Social Choice and Legitimacy : The Possibilities of Impossibility
Governing requires choices, and hence trade-offs between conflicting goals or criteria. This book asserts that legitimate governance requires explanations for such trade-offs and then demonstrates that such explanations can always be found, though not for every possible choice. In so doing, John W. Patty and Elizabeth Maggie Penn use the tools of social choice theory to provide a new and discriminating theory of legitimacy. In contrast with both earlier critics and defenders of social choice theory, Patty and Penn argue that the classic impossibility theorems of Arrow, Gibbard, and Satterthwaite are inescapably relevant to, and indeed justify, democratic institutions. Specifically, these institutions exist to do more than simply make policy - through their procedures and proceedings, these institutions make sense of the trade-offs required when controversial policy decisions must be made.
- Electronic book text
- 30 Jul 2014
- CAMBRIDGE UNIVERSITY PRESS
- Cambridge University Press (Virtual Publishing)
- Cambridge, United Kingdom
- 2 b/w illus. 7 tables
Table of contents
Part I. The Ubiquity of Aggregation: 1. Goals and trade-offs; 2. The debates surrounding social choice; 3. Social choice defended; Part II. A Theory of Legitimate Choice: 4. Legitimacy and choice; 5. Principles and legitimate choice; 6. A social choice theory of legitimacy; 7. Theory and method; Part III. Legitimate Policy Making in Practice: 8. Legislative legitimacy and judicial review; 9. Structuring discussion; 10. Administrative legitimacy; 11. Conclusion.

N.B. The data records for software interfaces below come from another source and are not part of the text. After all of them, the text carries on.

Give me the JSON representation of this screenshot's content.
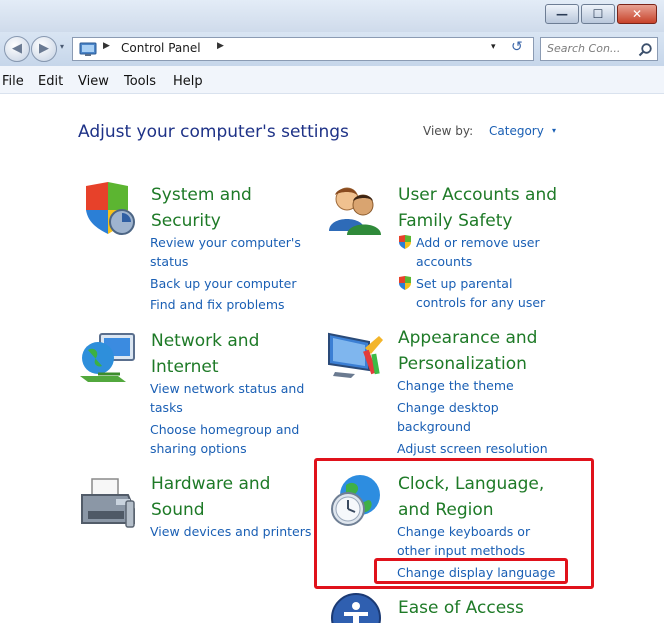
{
  "window": {
    "minimize_glyph": "—",
    "maximize_glyph": "☐",
    "close_glyph": "✕"
  },
  "address": {
    "back_glyph": "◀",
    "forward_glyph": "▶",
    "dropdown_glyph": "▾",
    "crumb_separator": "▶",
    "location": "Control Panel",
    "refresh_glyph": "↺",
    "search_placeholder": "Search Con..."
  },
  "menu": {
    "items": [
      "File",
      "Edit",
      "View",
      "Tools",
      "Help"
    ]
  },
  "content": {
    "heading": "Adjust your computer's settings",
    "view_by_label": "View by:",
    "view_by_value": "Category",
    "caret": "▾"
  },
  "categories": {
    "system": {
      "title_line1": "System and",
      "title_line2": "Security",
      "links": [
        "Review your computer's",
        "status",
        "Back up your computer",
        "Find and fix problems"
      ],
      "icon": "shield-icon"
    },
    "network": {
      "title_line1": "Network and",
      "title_line2": "Internet",
      "links": [
        "View network status and",
        "tasks",
        "Choose homegroup and",
        "sharing options"
      ],
      "icon": "network-globe-icon"
    },
    "hardware": {
      "title_line1": "Hardware and",
      "title_line2": "Sound",
      "links": [
        "View devices and printers"
      ],
      "icon": "printer-icon"
    },
    "users": {
      "title_line1": "User Accounts and",
      "title_line2": "Family Safety",
      "links": [
        "Add or remove user",
        "accounts",
        "Set up parental",
        "controls for any user"
      ],
      "icon": "users-icon"
    },
    "appearance": {
      "title_line1": "Appearance and",
      "title_line2": "Personalization",
      "links": [
        "Change the theme",
        "Change desktop",
        "background",
        "Adjust screen resolution"
      ],
      "icon": "monitor-paint-icon"
    },
    "clock": {
      "title_line1": "Clock, Language,",
      "title_line2": "and Region",
      "links": [
        "Change keyboards or",
        "other input methods",
        "Change display language"
      ],
      "icon": "globe-clock-icon"
    },
    "ease": {
      "title": "Ease of Access",
      "icon": "ease-of-access-icon"
    }
  },
  "colors": {
    "category_title": "#1e7a27",
    "link": "#1a5fb4",
    "heading": "#1e3287",
    "highlight": "#e0121b"
  }
}
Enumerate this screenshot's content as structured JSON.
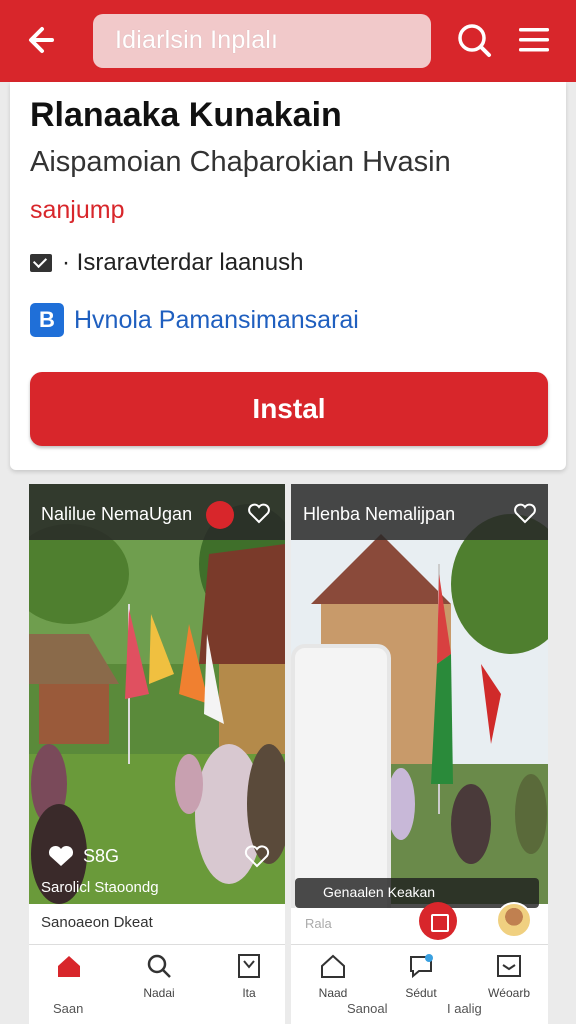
{
  "topbar": {
    "search_text": "Idiarlsin Inplalı",
    "back_icon": "arrow-left-icon",
    "search_icon": "search-icon",
    "menu_icon": "hamburger-menu-icon",
    "color": "#d8262b"
  },
  "app": {
    "title": "Rlanaaka Kunakain",
    "subtitle": "Aispamoian Chaþarokian Hvasin",
    "category": "sanjump",
    "email_text": "· Israravterdar laanush",
    "developer_badge": "B",
    "developer_text": "Hvnola Pamansimansarai",
    "install_label": "Instal"
  },
  "screenshots": {
    "left": {
      "title": "Nalilue NemaUgan",
      "like_count": "S8G",
      "caption": "Sarolicl Staoondg",
      "footer_text": "Sanoaeon Dkeat",
      "nav": [
        {
          "icon": "home-icon",
          "label": ""
        },
        {
          "icon": "search-icon",
          "label": "Nadai"
        },
        {
          "icon": "bookmark-icon",
          "label": "Ita"
        }
      ],
      "nav_row2": [
        "Saan",
        ""
      ]
    },
    "right": {
      "title": "Hlenba Nemalijpan",
      "chat_text": "Genaalen Keakan",
      "pale_label": "Rala",
      "nav": [
        {
          "icon": "home-icon",
          "label": "Naad"
        },
        {
          "icon": "chat-icon",
          "label": "Sédut"
        },
        {
          "icon": "inbox-icon",
          "label": "Wéoarb"
        }
      ],
      "nav_row2": [
        "Sanoal",
        "I aalig"
      ]
    }
  }
}
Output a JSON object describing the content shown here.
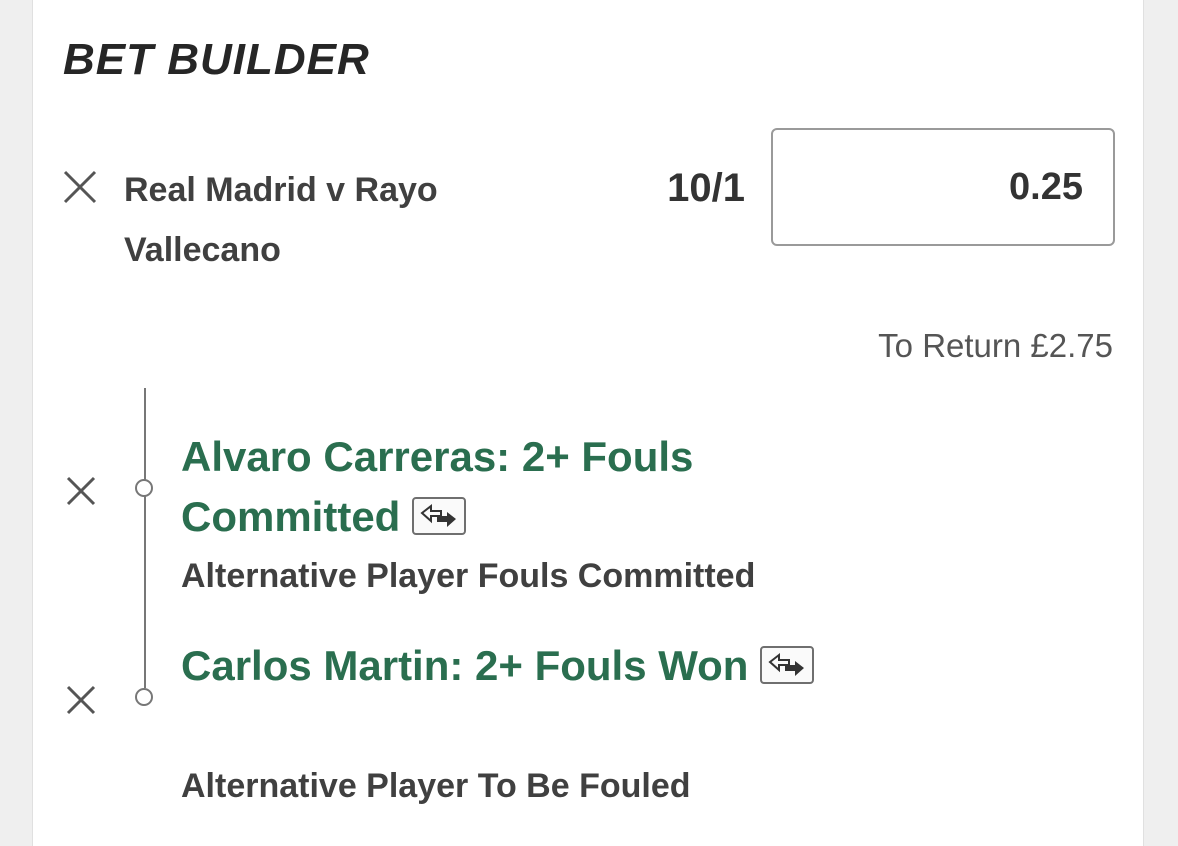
{
  "header": {
    "title": "BET BUILDER"
  },
  "bet": {
    "event_name": "Real Madrid v Rayo Vallecano",
    "odds": "10/1",
    "stake": "0.25",
    "to_return": "To Return £2.75"
  },
  "selections": [
    {
      "title": "Alvaro Carreras: 2+ Fouls Committed",
      "market": "Alternative Player Fouls Committed",
      "icon": "swap-icon"
    },
    {
      "title": "Carlos Martin: 2+ Fouls Won",
      "market": "Alternative Player To Be Fouled",
      "icon": "swap-icon"
    }
  ],
  "colors": {
    "selection_green": "#2a6e4f",
    "text_dark": "#404040",
    "background": "#efefef"
  }
}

'Patty and Penn's Social Choice and Legitimacy is a brilliant and breathtaking work. Its innovative reconceptualization of social choice theory offers new and powerful responses to long-standing questions about legitimacy in modern governance. Dynamic historical and contemporary examples further clarify how legitimacy is produced. The book is a worthy successor to Amartya Sen's Collective Choice and Social Welfare and to Jurgen Habermas' Between Facts and Norms. It is an important advance and a deeply rewarding read.' Arthur Lupia, Hal R. Varian Collegiate Professor of Political Science, University of Michigan 'Patty and Penn breathe new life into social choice theory. While reinterpreting old debates with wisdom and care, they develop a fresh and powerful theory of legitimacy. This book will profit anyone who cares about the difficult choices we make and the grounds on which we make them. Best of all, their main discussion, while rigorous, does not require that readers possess advanced technical skills in order to engage the key arguments.' Michael A. Neblo, Ohio State University 'Social choice theory provides axiomatic logic that there exists no nondictatorial method of collectively ranking alternatives. What then can be said of democratic outcomes? In this compelling book, Patty and Penn use formal logic and case studies to demonstrate how democratic institutions employ procedures that result in policy outcomes that, though not ideal, will be legitimate.' Scott E. Page, Leonid Hurwicz Collegiate Professor of Political Science, Complex Systems and Economics, University of Michigan 'Patty and Penn offer a brilliant and creative reinterpretation of seminal results in social choice theory. They use this platform to develop an axiomatic theory of legitimacy, rooted in the notion of principled decision making. The book brings much-needed analytical rigor and clarity to central debates in democratic theory. The authors go to great lengths to make the argument accessible to a nontechnical audience and to illustrate the theory with a series of empirical applications. This is a profound and provocative book that should be on the must-read list of democratic and social choice theorists alike.' Georg Vanberg, Duke University
About John W. Patty
John W. Patty is Associate Professor of Political Science at Washington University, St Louis. His research focuses on mathematical models of political institutions. His work has been published in various journals, including the American Journal of Political Science, Games and Economic Behavior, the Journal of Politics, the Journal of Theoretical Politics, the Quarterly Journal of Political Science, and Social Choice and Welfare. He also co-authored Learning While Governing (2013) with Sean Gailmard, which won the William H. Riker Prize awarded by the Political Economy Section of the American Political Science Association for the best book published on political economy. Elizabeth Maggie Penn is Associate Professor of Political Science at Washington University, St Louis. A formal political theorist whose work focuses on social choice theory and political institutions, her work has been published in the American Journal of Political Science, the Journal of Politics, the Journal of Theoretical Politics, Mathematical and Computer Modelling, Public Choice, Social Choice and Welfare, and Complexity.